So now, let's try to come up with a universal maxim for the pressure from social norms. Let's say that we all decided to determine our own measures of success. Then we would all pursue our own destinies in our own ways. No one would be hurt. Most likely, we'd all be much happier. Now, let's say we all decide to adopt the criteria of "society". Everyone would be striving to look and act in ways that are contrary to our biological natures. People would be unhappy and feel like failures. On an economic level, business would suffer because no one would be eating. The restaurant industry would get the idea. So basically, if we were all gorgeous, waify model types, then we'd all be addicted to pills and champagne and have no time for our own pursuits (and contributions). No new research would occur and the improvement of the overall state of the world would come to a stand-still. But hey, we'd all look great and plastic surgeons would be raking it in!

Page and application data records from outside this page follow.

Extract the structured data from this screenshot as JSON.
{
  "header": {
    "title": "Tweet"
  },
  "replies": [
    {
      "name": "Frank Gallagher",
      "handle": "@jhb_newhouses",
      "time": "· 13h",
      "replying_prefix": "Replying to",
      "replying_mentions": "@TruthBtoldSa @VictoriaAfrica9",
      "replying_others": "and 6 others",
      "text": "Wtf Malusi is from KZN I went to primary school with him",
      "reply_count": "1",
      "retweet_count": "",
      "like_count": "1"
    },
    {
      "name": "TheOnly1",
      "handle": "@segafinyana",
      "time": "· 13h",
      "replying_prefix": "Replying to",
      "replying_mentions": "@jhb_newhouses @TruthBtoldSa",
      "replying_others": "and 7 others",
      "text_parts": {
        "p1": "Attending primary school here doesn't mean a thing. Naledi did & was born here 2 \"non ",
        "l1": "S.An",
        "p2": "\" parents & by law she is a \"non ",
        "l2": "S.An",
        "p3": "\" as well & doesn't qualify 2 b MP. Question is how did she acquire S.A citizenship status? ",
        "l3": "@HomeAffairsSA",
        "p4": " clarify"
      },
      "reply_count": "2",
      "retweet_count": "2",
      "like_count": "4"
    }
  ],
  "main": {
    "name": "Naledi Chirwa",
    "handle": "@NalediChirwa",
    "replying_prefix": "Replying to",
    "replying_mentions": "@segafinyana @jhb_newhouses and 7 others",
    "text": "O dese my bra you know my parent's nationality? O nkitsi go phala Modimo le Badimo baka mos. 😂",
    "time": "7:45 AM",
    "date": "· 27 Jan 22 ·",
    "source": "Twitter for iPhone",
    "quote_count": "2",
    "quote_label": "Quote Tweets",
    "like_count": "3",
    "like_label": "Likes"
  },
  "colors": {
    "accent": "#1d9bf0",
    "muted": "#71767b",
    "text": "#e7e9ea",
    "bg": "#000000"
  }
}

In addition, if we all looked to someone else to determine what the criteria for success are, then no one would have the answer. We'd all be waiting, eagerly, for someone else to say what they thought. But remember, everyone is waiting for someone else to take the first step. The result: complete paralysis. Obviously someone had to come up with their own idea of success. This person was probably from a group that was historically in power and wished to preserve that power. So we've just decided to accept and adopt the very norms that have put us in a subordinate role? This is a mistake.

The solution, on an individual level, is then to set out to reach success in one’s own way. Admittedly it is difficult to tune out society, but when you feel like a success until the social verdict comes in, perhaps it is society, and not you who is wrong.